● **What to work on**
In the material below, find every line containing the string "JSON" and return it.

● **Records supplied**
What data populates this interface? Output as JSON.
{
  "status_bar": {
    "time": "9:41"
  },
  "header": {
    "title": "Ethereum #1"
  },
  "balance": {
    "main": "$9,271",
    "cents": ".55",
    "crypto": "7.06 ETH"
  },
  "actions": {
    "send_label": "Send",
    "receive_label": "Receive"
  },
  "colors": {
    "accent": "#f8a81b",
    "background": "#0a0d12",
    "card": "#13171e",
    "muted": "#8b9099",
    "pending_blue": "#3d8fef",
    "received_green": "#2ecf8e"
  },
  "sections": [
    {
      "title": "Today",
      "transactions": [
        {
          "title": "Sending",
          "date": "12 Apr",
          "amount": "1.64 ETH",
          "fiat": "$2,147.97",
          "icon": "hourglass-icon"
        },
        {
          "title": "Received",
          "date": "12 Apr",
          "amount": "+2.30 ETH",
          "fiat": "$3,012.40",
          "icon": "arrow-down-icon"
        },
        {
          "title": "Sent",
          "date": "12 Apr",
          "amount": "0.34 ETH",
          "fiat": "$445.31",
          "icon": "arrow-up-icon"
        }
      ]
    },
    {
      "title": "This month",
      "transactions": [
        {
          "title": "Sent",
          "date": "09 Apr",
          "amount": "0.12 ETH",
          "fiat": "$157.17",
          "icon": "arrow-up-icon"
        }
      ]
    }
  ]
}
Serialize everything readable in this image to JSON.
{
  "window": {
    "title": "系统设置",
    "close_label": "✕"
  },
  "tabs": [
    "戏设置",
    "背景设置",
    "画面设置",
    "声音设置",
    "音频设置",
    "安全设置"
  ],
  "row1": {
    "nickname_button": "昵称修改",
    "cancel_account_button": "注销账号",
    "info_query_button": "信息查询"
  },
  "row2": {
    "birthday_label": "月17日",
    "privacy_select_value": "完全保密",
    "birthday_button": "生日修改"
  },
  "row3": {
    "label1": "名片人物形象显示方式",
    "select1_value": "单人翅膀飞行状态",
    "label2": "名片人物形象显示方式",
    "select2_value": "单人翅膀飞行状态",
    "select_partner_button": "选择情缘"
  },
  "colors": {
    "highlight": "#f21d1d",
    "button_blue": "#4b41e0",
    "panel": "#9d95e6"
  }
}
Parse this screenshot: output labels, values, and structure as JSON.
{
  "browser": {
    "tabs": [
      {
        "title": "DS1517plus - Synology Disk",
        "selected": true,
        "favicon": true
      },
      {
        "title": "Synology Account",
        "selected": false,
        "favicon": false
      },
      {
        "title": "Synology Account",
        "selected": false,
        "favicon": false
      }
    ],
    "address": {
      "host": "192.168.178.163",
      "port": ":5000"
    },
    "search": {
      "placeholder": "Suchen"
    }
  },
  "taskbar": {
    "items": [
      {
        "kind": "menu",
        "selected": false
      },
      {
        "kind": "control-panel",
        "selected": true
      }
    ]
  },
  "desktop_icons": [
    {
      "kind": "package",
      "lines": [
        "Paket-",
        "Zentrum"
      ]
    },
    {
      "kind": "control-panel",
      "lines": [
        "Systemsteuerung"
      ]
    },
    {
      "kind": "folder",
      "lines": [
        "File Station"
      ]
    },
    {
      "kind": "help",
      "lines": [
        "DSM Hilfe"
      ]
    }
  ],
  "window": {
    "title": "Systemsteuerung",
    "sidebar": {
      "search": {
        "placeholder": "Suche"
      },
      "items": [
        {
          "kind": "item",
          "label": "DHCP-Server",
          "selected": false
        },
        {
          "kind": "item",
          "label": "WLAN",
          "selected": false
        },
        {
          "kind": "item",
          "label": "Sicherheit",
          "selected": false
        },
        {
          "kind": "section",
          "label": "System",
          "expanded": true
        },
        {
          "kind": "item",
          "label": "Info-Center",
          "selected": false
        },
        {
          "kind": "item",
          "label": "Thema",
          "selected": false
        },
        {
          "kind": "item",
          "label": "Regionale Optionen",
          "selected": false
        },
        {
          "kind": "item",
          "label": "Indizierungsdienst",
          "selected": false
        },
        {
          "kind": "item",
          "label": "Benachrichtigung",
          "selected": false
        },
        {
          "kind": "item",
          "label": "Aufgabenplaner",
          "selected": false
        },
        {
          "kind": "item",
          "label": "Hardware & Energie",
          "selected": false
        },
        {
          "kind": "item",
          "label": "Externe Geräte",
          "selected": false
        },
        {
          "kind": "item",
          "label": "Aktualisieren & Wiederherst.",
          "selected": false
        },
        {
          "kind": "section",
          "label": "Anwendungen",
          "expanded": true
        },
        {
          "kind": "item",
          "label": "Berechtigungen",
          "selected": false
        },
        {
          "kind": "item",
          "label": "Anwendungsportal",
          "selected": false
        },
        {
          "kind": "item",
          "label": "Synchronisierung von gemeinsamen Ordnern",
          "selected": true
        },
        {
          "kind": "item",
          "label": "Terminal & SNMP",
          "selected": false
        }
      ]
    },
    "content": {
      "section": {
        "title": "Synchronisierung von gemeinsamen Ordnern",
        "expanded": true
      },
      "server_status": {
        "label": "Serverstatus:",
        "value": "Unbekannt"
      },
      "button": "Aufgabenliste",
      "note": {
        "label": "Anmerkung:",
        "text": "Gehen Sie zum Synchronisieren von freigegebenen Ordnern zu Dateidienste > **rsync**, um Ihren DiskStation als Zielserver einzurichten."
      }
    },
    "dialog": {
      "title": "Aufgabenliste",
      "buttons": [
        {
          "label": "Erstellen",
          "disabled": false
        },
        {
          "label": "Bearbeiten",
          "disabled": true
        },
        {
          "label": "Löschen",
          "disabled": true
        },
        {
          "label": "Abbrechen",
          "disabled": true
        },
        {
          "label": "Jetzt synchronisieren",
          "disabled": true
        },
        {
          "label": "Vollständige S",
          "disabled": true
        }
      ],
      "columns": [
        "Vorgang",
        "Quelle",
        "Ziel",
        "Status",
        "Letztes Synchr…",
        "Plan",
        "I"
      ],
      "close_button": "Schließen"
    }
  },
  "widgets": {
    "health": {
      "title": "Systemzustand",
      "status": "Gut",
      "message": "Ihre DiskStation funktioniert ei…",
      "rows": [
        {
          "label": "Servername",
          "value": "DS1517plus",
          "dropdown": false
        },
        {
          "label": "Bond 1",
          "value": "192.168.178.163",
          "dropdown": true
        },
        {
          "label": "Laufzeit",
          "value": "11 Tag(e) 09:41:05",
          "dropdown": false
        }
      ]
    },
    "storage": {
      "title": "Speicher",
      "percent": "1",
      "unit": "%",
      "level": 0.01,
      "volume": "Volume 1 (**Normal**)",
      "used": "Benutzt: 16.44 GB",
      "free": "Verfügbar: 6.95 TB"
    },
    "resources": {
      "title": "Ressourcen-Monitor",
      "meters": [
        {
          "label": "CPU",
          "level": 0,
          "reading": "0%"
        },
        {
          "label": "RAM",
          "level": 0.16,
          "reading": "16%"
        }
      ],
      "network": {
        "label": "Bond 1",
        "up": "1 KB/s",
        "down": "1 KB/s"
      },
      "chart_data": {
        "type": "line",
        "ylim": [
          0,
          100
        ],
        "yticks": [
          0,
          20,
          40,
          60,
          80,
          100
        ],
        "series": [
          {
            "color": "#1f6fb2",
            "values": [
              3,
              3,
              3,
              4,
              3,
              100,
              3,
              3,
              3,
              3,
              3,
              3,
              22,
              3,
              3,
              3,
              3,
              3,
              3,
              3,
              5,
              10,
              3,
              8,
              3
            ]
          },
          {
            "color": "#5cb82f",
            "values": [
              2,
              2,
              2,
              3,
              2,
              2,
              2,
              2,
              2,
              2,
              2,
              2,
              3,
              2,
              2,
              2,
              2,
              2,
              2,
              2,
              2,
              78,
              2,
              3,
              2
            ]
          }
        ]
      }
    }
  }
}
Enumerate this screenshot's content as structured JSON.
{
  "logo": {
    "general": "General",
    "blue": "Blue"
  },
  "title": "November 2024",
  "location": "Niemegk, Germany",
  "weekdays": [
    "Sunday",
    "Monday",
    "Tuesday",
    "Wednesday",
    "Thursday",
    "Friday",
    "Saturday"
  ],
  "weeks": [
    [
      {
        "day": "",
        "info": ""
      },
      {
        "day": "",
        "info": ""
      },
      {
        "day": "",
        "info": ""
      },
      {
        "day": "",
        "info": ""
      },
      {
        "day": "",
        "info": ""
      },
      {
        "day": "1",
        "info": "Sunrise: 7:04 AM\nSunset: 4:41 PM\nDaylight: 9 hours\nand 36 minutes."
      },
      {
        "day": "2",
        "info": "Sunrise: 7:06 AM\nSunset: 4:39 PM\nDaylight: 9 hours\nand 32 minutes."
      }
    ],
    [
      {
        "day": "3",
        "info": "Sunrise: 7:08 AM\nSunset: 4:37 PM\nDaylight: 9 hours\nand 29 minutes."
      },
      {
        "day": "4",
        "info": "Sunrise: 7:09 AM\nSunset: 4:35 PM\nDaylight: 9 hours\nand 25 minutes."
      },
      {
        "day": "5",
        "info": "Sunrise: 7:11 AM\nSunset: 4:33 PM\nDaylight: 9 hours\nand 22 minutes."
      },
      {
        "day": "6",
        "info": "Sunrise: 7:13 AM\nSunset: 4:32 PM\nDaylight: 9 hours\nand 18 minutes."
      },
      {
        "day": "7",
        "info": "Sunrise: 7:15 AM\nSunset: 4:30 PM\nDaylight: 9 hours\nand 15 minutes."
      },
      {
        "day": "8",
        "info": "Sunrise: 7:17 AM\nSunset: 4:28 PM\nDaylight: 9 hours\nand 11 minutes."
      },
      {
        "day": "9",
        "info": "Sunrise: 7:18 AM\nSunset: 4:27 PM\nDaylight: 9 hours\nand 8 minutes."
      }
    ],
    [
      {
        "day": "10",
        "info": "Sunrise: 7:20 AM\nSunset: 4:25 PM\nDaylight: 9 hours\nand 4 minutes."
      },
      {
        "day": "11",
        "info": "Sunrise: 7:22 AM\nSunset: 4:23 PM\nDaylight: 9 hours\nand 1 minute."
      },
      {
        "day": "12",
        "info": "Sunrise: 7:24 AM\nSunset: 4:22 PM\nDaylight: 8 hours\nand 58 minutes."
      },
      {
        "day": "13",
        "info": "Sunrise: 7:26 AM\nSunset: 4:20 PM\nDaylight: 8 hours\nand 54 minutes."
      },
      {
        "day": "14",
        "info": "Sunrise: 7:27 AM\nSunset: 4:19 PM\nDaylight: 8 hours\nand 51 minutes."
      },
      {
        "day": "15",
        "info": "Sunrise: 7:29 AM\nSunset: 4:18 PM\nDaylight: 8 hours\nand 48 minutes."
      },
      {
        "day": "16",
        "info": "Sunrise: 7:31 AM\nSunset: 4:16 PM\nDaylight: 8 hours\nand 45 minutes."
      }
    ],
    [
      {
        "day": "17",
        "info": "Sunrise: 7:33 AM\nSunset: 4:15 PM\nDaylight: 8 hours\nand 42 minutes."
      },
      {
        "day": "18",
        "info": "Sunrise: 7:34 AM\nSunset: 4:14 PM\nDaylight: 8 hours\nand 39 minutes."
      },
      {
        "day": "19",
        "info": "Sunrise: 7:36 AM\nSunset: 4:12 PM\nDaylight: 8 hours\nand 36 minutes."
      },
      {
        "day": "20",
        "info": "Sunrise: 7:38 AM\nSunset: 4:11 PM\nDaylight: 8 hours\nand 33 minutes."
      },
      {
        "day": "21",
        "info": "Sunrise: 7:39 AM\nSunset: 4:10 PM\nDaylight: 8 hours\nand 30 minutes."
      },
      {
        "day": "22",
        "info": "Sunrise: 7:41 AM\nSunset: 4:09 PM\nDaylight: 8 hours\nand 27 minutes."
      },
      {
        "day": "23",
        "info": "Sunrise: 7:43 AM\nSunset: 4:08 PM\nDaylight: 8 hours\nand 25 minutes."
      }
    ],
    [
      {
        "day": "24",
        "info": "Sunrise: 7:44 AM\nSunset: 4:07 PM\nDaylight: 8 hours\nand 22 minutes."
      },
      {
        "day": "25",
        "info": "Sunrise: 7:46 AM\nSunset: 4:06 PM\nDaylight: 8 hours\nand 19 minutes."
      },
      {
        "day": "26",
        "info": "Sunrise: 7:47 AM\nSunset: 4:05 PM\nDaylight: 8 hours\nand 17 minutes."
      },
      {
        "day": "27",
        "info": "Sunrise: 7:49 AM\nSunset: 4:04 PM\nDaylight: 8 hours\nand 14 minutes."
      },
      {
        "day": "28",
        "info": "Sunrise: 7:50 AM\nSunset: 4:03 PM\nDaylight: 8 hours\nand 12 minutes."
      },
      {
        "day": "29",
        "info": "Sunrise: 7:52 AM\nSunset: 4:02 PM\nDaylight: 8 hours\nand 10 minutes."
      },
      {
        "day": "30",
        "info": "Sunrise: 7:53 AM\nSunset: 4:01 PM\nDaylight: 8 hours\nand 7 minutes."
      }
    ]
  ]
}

● **Result for this exercise**
What data populates this interface? Output as JSON.
Serialize everything readable in this image to JSON.
Parse this screenshot: output labels, values, and structure as JSON.
Enumerate this screenshot's content as structured JSON.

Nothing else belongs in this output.